→ **What needs to be done**
Return every entry exactly, except for any pictures.

→ **Supplied records**
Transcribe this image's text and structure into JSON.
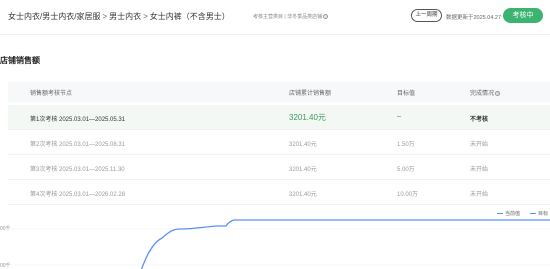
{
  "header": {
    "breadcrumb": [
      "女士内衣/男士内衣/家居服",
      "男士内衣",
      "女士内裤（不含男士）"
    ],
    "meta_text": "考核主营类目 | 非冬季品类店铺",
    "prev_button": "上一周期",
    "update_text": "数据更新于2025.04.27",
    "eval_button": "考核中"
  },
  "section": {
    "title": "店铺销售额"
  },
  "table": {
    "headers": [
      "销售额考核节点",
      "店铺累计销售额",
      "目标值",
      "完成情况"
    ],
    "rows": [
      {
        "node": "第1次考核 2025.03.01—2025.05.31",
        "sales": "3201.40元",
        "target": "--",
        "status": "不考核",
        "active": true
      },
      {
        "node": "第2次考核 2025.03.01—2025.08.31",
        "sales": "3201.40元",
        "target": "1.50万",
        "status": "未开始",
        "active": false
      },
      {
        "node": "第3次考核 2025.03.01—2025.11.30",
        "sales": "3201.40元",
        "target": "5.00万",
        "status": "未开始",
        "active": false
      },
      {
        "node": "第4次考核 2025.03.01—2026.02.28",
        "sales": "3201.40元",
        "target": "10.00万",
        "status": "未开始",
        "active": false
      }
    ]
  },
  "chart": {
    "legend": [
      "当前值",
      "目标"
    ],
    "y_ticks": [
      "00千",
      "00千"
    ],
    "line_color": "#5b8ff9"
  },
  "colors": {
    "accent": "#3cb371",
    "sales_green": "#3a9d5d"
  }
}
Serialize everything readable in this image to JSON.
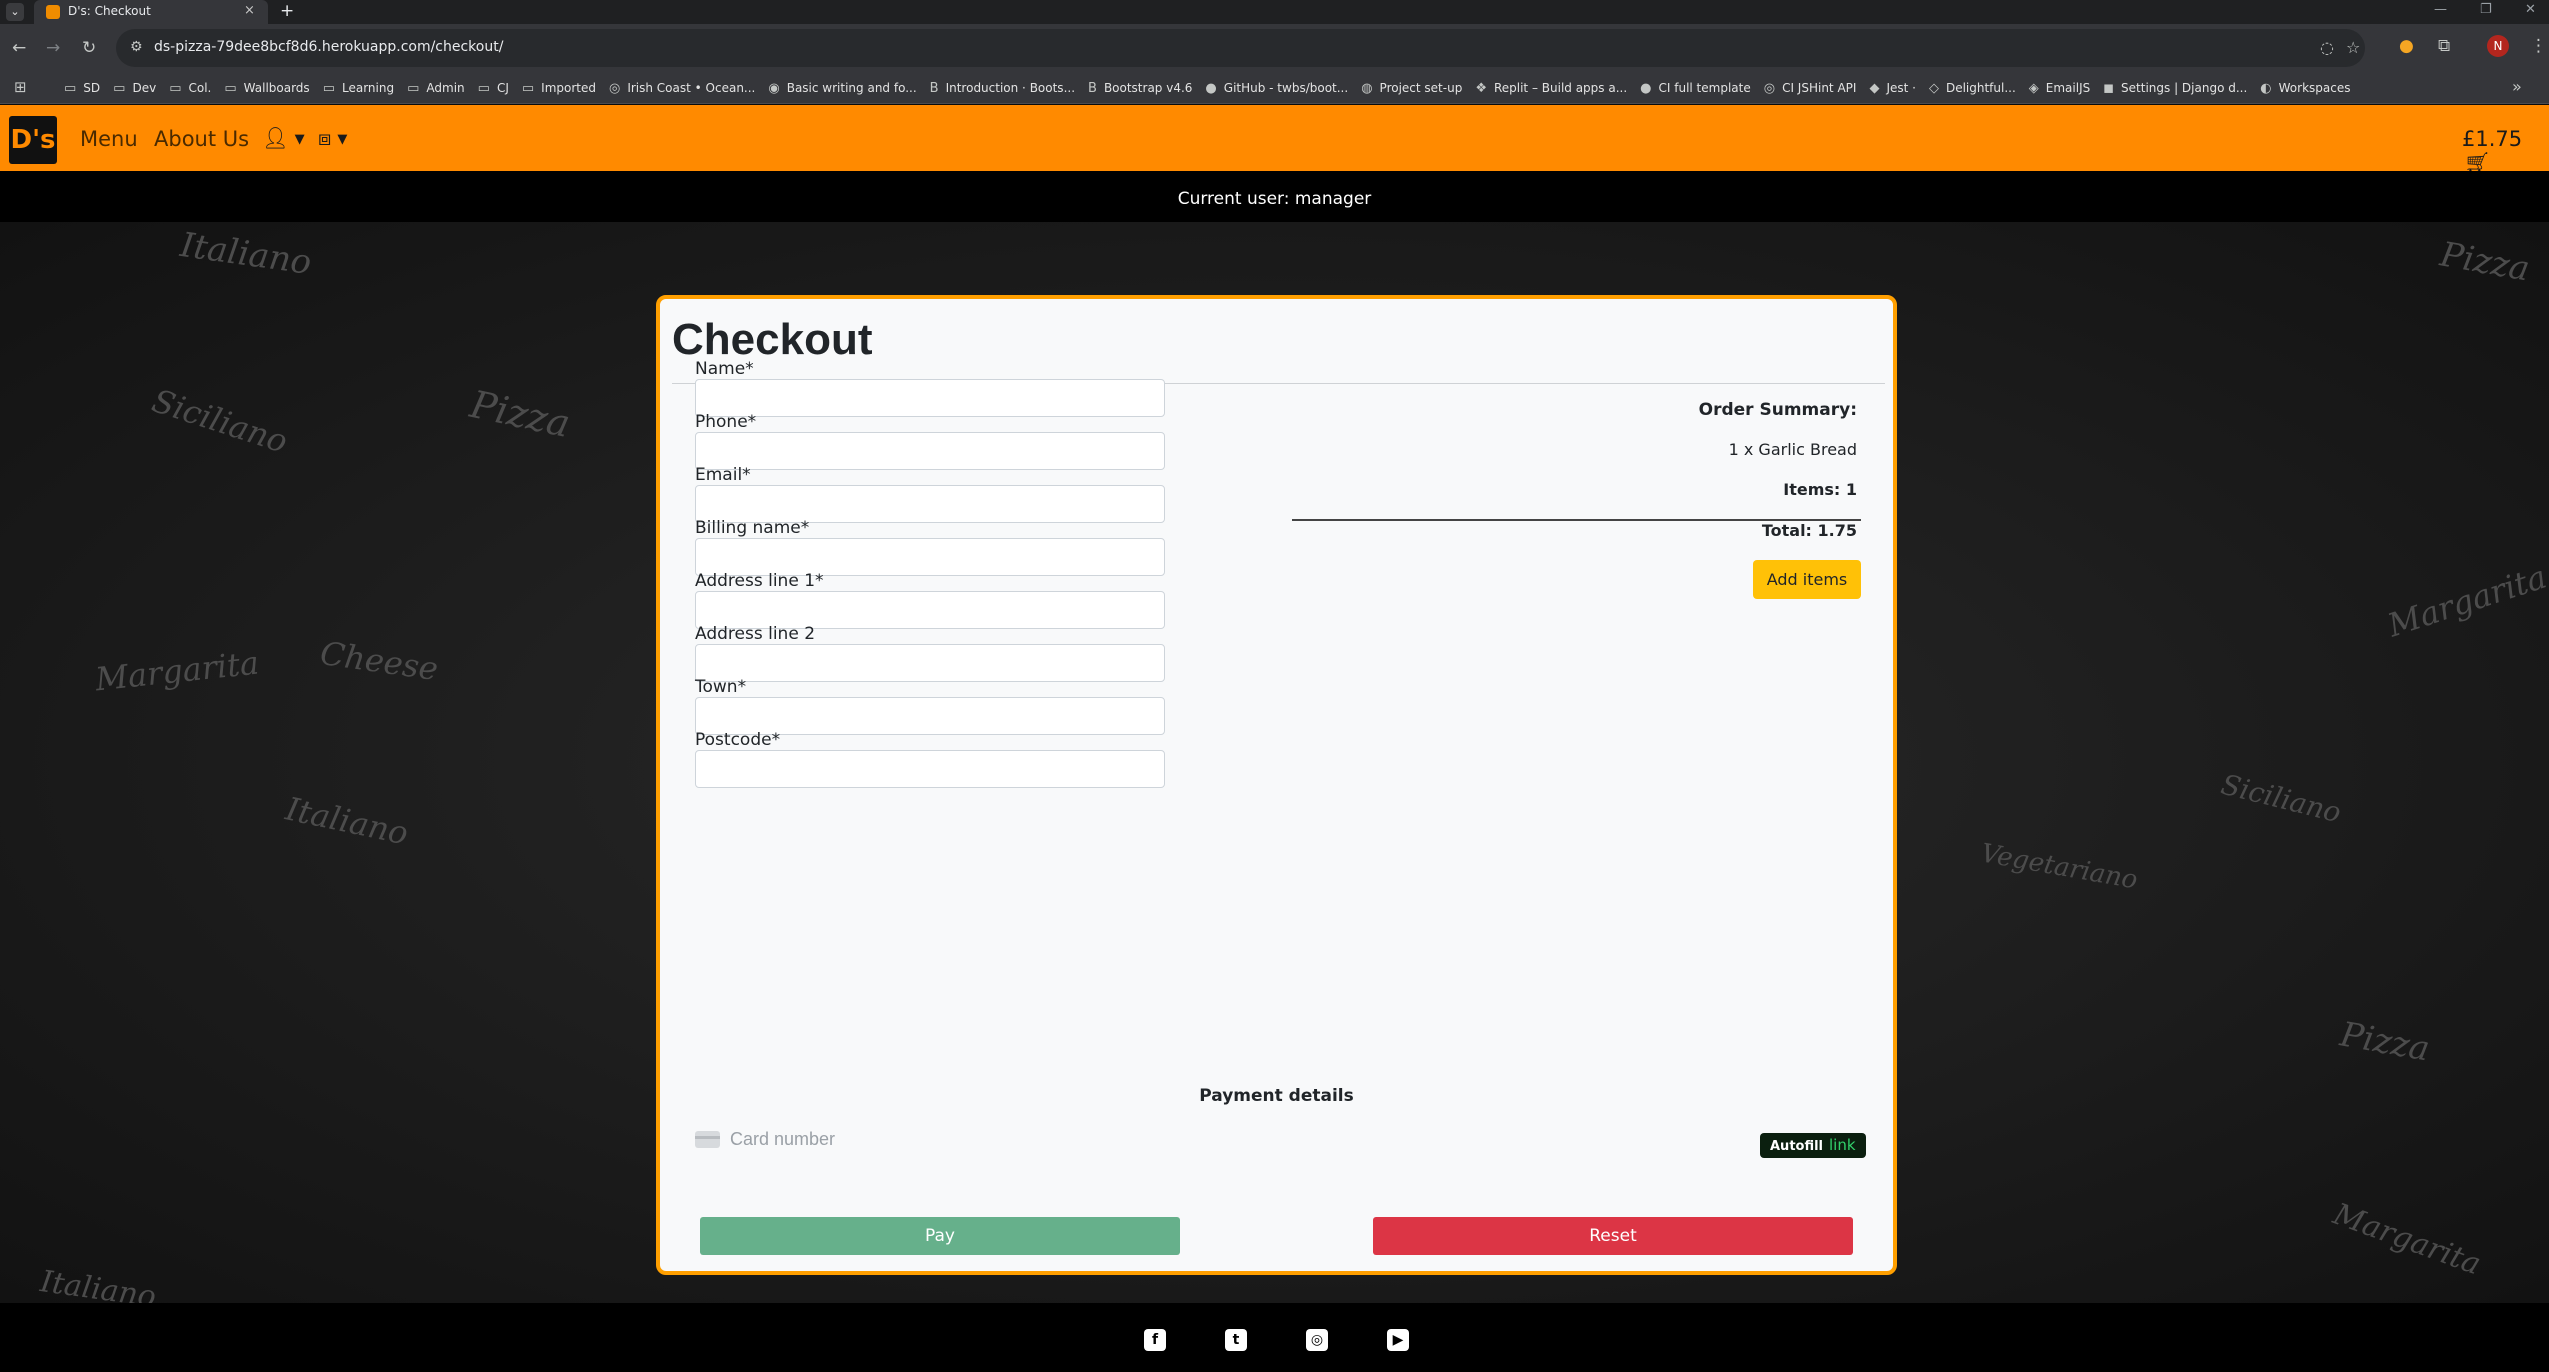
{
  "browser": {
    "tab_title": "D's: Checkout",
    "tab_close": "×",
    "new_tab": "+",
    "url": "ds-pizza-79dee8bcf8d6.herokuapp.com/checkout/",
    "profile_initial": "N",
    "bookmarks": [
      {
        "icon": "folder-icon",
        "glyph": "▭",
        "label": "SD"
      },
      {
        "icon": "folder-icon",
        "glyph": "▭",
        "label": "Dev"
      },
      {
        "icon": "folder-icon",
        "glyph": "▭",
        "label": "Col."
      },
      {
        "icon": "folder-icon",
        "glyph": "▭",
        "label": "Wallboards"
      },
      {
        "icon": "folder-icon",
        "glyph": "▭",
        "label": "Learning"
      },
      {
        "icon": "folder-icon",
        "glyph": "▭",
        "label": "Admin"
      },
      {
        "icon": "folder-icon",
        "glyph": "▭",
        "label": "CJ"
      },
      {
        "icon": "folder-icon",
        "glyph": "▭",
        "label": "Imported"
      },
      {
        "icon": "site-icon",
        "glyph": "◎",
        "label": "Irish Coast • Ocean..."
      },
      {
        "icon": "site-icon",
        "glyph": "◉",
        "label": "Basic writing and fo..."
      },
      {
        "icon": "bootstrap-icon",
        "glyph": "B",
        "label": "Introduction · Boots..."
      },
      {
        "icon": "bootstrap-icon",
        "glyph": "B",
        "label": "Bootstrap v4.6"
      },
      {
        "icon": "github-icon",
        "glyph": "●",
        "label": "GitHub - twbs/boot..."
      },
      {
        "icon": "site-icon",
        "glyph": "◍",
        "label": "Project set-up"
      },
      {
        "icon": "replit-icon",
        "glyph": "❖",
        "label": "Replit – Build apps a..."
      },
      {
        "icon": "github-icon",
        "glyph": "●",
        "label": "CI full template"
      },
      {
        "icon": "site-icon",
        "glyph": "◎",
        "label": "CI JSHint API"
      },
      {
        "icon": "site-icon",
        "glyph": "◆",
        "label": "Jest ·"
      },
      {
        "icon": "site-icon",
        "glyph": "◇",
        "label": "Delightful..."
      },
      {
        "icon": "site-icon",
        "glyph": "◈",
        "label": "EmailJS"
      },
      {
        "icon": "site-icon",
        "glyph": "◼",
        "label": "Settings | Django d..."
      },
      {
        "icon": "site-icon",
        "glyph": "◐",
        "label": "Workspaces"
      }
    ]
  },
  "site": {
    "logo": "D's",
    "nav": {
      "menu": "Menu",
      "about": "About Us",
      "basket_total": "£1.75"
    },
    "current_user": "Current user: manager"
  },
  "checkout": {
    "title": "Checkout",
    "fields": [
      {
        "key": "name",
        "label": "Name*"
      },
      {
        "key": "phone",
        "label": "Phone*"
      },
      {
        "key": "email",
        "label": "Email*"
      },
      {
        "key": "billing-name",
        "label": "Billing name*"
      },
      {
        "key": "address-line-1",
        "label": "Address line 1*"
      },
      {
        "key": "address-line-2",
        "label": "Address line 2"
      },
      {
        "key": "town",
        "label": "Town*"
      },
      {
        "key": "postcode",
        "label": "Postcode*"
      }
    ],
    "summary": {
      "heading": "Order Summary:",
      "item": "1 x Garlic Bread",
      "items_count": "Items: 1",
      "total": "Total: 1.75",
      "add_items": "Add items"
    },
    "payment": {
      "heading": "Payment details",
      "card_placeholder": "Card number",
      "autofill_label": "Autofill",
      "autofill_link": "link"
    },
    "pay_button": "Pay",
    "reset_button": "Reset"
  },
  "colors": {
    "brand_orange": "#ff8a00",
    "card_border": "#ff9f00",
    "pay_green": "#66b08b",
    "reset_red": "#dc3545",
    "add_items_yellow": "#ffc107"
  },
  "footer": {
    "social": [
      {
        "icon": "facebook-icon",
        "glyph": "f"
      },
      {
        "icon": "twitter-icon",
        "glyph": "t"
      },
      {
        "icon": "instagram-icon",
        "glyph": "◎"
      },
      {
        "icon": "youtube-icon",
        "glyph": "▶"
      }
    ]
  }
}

→ **Response area**
Transcribe this image's text and structure into JSON.
{
  "header": {
    "breadcrumb": [
      "女士内衣/男士内衣/家居服",
      "男士内衣",
      "女士内裤（不含男士）"
    ],
    "meta_text": "考核主营类目 | 非冬季品类店铺",
    "prev_button": "上一周期",
    "update_text": "数据更新于2025.04.27",
    "eval_button": "考核中"
  },
  "section": {
    "title": "店铺销售额"
  },
  "table": {
    "headers": [
      "销售额考核节点",
      "店铺累计销售额",
      "目标值",
      "完成情况"
    ],
    "rows": [
      {
        "node": "第1次考核 2025.03.01—2025.05.31",
        "sales": "3201.40元",
        "target": "--",
        "status": "不考核",
        "active": true
      },
      {
        "node": "第2次考核 2025.03.01—2025.08.31",
        "sales": "3201.40元",
        "target": "1.50万",
        "status": "未开始",
        "active": false
      },
      {
        "node": "第3次考核 2025.03.01—2025.11.30",
        "sales": "3201.40元",
        "target": "5.00万",
        "status": "未开始",
        "active": false
      },
      {
        "node": "第4次考核 2025.03.01—2026.02.28",
        "sales": "3201.40元",
        "target": "10.00万",
        "status": "未开始",
        "active": false
      }
    ]
  },
  "chart": {
    "legend": [
      "当前值",
      "目标"
    ],
    "y_ticks": [
      "00千",
      "00千"
    ],
    "line_color": "#5b8ff9"
  },
  "colors": {
    "accent": "#3cb371",
    "sales_green": "#3a9d5d"
  }
}
Serialize everything readable in this image to JSON.
{
  "browser": {
    "tab_title": "D's: Checkout",
    "tab_close": "×",
    "new_tab": "+",
    "url": "ds-pizza-79dee8bcf8d6.herokuapp.com/checkout/",
    "profile_initial": "N",
    "bookmarks": [
      {
        "icon": "folder-icon",
        "glyph": "▭",
        "label": "SD"
      },
      {
        "icon": "folder-icon",
        "glyph": "▭",
        "label": "Dev"
      },
      {
        "icon": "folder-icon",
        "glyph": "▭",
        "label": "Col."
      },
      {
        "icon": "folder-icon",
        "glyph": "▭",
        "label": "Wallboards"
      },
      {
        "icon": "folder-icon",
        "glyph": "▭",
        "label": "Learning"
      },
      {
        "icon": "folder-icon",
        "glyph": "▭",
        "label": "Admin"
      },
      {
        "icon": "folder-icon",
        "glyph": "▭",
        "label": "CJ"
      },
      {
        "icon": "folder-icon",
        "glyph": "▭",
        "label": "Imported"
      },
      {
        "icon": "site-icon",
        "glyph": "◎",
        "label": "Irish Coast • Ocean..."
      },
      {
        "icon": "site-icon",
        "glyph": "◉",
        "label": "Basic writing and fo..."
      },
      {
        "icon": "bootstrap-icon",
        "glyph": "B",
        "label": "Introduction · Boots..."
      },
      {
        "icon": "bootstrap-icon",
        "glyph": "B",
        "label": "Bootstrap v4.6"
      },
      {
        "icon": "github-icon",
        "glyph": "●",
        "label": "GitHub - twbs/boot..."
      },
      {
        "icon": "site-icon",
        "glyph": "◍",
        "label": "Project set-up"
      },
      {
        "icon": "replit-icon",
        "glyph": "❖",
        "label": "Replit – Build apps a..."
      },
      {
        "icon": "github-icon",
        "glyph": "●",
        "label": "CI full template"
      },
      {
        "icon": "site-icon",
        "glyph": "◎",
        "label": "CI JSHint API"
      },
      {
        "icon": "site-icon",
        "glyph": "◆",
        "label": "Jest ·"
      },
      {
        "icon": "site-icon",
        "glyph": "◇",
        "label": "Delightful..."
      },
      {
        "icon": "site-icon",
        "glyph": "◈",
        "label": "EmailJS"
      },
      {
        "icon": "site-icon",
        "glyph": "◼",
        "label": "Settings | Django d..."
      },
      {
        "icon": "site-icon",
        "glyph": "◐",
        "label": "Workspaces"
      }
    ]
  },
  "site": {
    "logo": "D's",
    "nav": {
      "menu": "Menu",
      "about": "About Us",
      "basket_total": "£1.75"
    },
    "current_user": "Current user: manager"
  },
  "checkout": {
    "title": "Checkout",
    "fields": [
      {
        "key": "name",
        "label": "Name*"
      },
      {
        "key": "phone",
        "label": "Phone*"
      },
      {
        "key": "email",
        "label": "Email*"
      },
      {
        "key": "billing-name",
        "label": "Billing name*"
      },
      {
        "key": "address-line-1",
        "label": "Address line 1*"
      },
      {
        "key": "address-line-2",
        "label": "Address line 2"
      },
      {
        "key": "town",
        "label": "Town*"
      },
      {
        "key": "postcode",
        "label": "Postcode*"
      }
    ],
    "summary": {
      "heading": "Order Summary:",
      "item": "1 x Garlic Bread",
      "items_count": "Items: 1",
      "total": "Total: 1.75",
      "add_items": "Add items"
    },
    "payment": {
      "heading": "Payment details",
      "card_placeholder": "Card number",
      "autofill_label": "Autofill",
      "autofill_link": "link"
    },
    "pay_button": "Pay",
    "reset_button": "Reset"
  },
  "colors": {
    "brand_orange": "#ff8a00",
    "card_border": "#ff9f00",
    "pay_green": "#66b08b",
    "reset_red": "#dc3545",
    "add_items_yellow": "#ffc107"
  },
  "footer": {
    "social": [
      {
        "icon": "facebook-icon",
        "glyph": "f"
      },
      {
        "icon": "twitter-icon",
        "glyph": "t"
      },
      {
        "icon": "instagram-icon",
        "glyph": "◎"
      },
      {
        "icon": "youtube-icon",
        "glyph": "▶"
      }
    ]
  }
}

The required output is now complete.